- _RECORDS SHOWN_:
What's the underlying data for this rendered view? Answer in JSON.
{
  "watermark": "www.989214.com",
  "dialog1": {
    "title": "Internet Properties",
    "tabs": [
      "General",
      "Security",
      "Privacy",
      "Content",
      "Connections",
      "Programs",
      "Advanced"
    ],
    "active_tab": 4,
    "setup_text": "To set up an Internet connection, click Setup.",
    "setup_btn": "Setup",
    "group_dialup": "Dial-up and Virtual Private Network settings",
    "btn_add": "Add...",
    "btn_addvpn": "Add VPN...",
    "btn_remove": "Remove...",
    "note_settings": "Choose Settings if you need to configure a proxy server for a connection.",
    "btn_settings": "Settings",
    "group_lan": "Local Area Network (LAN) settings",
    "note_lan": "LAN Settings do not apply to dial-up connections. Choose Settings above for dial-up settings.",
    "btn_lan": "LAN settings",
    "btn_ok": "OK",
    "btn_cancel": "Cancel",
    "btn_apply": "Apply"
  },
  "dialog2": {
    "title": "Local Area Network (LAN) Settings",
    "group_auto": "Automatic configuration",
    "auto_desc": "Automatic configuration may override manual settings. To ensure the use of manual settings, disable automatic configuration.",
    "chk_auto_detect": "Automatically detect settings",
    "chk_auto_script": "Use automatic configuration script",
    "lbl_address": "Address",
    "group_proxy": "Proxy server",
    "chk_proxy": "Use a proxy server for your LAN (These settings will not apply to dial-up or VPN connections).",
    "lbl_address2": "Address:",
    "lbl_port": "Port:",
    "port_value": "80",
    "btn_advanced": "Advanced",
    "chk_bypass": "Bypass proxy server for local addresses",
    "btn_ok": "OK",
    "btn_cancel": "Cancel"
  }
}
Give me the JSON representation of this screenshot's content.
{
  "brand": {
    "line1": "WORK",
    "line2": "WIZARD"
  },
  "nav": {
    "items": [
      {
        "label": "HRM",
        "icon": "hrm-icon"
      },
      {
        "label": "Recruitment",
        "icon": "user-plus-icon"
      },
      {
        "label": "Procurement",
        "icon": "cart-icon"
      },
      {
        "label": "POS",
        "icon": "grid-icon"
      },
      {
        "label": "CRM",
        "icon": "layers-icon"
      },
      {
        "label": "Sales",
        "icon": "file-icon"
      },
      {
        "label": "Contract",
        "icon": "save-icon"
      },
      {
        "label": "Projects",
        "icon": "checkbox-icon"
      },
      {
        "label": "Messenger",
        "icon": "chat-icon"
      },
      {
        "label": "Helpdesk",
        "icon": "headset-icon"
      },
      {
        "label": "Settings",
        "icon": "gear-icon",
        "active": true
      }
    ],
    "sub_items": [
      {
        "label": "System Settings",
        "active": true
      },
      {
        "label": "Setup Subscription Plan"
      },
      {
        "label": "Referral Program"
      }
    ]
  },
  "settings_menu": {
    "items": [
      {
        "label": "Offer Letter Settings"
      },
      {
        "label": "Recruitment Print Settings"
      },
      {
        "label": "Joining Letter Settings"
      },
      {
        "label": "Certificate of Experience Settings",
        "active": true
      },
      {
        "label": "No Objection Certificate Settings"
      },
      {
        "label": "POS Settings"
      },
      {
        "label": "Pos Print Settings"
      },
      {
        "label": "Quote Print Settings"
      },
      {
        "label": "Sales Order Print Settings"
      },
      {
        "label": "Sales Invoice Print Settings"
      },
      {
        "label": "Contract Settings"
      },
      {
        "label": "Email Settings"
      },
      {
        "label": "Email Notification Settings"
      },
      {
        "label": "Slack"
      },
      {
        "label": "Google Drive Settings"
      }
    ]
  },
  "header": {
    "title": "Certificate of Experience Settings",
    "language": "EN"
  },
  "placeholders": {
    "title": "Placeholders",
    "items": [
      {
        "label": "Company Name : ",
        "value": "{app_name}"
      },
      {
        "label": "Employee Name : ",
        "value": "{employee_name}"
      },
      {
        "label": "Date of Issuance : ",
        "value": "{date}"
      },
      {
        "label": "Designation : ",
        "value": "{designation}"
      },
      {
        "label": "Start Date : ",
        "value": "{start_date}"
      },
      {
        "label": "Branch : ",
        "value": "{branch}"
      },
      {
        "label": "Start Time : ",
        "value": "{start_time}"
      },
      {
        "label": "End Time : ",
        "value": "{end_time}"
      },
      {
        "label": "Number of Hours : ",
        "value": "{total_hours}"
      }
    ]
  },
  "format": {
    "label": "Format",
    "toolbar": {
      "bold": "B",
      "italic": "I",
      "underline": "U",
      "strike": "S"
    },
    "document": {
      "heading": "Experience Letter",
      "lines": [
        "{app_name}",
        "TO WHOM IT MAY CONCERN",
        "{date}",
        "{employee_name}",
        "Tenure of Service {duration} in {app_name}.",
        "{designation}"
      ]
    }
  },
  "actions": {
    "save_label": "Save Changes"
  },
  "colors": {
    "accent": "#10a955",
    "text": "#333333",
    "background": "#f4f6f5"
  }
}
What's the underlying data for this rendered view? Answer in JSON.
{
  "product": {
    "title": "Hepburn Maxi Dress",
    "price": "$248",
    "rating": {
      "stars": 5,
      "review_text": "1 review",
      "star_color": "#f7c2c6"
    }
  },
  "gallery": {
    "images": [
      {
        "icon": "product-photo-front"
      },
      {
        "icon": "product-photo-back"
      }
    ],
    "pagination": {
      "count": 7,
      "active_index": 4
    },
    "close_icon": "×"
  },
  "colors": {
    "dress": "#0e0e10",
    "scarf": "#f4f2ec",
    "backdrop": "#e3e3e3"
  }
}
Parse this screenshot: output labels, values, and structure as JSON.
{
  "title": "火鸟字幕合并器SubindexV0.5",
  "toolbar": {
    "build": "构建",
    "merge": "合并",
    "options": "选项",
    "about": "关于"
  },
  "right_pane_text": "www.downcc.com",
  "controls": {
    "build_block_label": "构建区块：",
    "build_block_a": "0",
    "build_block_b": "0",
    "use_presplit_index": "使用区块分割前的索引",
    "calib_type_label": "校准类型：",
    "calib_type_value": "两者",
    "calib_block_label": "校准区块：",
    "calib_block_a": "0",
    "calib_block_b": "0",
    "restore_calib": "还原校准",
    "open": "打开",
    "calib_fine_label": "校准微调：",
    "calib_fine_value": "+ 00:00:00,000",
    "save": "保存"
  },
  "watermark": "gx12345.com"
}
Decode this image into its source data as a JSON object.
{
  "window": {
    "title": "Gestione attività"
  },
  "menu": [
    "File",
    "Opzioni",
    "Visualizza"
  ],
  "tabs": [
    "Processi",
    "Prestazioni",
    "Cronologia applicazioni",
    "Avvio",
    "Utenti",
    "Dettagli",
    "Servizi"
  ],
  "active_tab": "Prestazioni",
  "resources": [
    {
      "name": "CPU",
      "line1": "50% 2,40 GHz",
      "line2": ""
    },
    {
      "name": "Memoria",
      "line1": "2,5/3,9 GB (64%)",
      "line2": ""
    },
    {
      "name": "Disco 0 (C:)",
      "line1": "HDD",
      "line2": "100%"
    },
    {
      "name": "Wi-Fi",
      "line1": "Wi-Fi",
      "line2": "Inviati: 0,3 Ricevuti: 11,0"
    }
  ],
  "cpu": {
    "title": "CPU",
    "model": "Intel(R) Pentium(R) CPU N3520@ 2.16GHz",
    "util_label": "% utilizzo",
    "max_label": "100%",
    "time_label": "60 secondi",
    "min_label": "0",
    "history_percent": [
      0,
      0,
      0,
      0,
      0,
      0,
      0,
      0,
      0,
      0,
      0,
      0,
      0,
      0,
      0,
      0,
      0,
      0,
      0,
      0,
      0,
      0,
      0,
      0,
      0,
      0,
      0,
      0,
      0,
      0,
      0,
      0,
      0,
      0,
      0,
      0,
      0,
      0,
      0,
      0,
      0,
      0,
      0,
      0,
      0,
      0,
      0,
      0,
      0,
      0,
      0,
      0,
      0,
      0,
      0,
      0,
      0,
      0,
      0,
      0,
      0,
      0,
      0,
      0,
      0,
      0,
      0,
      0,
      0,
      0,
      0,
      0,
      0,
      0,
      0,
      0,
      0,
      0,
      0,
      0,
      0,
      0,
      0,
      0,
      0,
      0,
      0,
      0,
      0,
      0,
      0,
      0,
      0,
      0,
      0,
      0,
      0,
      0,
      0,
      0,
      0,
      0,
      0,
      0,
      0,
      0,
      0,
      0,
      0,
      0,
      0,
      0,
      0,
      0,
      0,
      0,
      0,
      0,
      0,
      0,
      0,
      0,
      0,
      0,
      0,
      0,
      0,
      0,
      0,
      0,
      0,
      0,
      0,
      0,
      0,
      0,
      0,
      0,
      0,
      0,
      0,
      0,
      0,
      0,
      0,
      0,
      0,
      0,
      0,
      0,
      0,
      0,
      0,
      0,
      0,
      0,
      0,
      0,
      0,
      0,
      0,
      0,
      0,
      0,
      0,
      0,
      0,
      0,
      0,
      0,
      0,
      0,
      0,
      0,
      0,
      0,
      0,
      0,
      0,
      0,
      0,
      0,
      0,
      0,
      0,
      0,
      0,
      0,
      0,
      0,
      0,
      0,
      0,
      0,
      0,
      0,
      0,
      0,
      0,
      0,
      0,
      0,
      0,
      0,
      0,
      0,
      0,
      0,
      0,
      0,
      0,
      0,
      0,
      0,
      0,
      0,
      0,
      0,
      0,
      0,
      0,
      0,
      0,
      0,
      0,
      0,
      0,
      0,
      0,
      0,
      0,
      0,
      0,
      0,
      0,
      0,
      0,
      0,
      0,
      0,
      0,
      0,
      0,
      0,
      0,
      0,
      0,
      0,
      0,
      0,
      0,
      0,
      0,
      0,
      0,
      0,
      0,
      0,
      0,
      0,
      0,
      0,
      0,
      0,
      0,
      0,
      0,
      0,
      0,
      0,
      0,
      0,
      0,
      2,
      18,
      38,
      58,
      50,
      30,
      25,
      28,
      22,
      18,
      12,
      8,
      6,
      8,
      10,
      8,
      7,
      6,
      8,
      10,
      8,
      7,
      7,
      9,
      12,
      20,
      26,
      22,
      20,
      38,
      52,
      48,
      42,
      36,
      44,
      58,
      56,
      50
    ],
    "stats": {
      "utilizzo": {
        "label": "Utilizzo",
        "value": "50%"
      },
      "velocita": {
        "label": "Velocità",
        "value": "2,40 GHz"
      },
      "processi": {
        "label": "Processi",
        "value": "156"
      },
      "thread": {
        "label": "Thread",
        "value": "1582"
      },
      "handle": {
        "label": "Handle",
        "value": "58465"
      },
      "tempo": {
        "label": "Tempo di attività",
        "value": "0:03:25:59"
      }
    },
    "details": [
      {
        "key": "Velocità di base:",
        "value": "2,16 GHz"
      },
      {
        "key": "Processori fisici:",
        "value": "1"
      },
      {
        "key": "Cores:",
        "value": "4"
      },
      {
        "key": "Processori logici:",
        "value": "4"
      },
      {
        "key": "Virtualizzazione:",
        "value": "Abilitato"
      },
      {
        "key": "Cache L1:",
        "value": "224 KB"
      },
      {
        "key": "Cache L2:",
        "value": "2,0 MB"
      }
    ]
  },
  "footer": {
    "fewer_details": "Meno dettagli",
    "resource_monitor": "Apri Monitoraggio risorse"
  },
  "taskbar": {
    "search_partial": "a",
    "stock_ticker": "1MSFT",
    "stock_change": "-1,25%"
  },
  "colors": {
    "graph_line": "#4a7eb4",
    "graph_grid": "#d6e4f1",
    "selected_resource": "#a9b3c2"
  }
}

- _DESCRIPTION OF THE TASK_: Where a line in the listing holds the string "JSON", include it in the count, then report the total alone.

- _SOLUTION TO THIS EXERCISE_: 5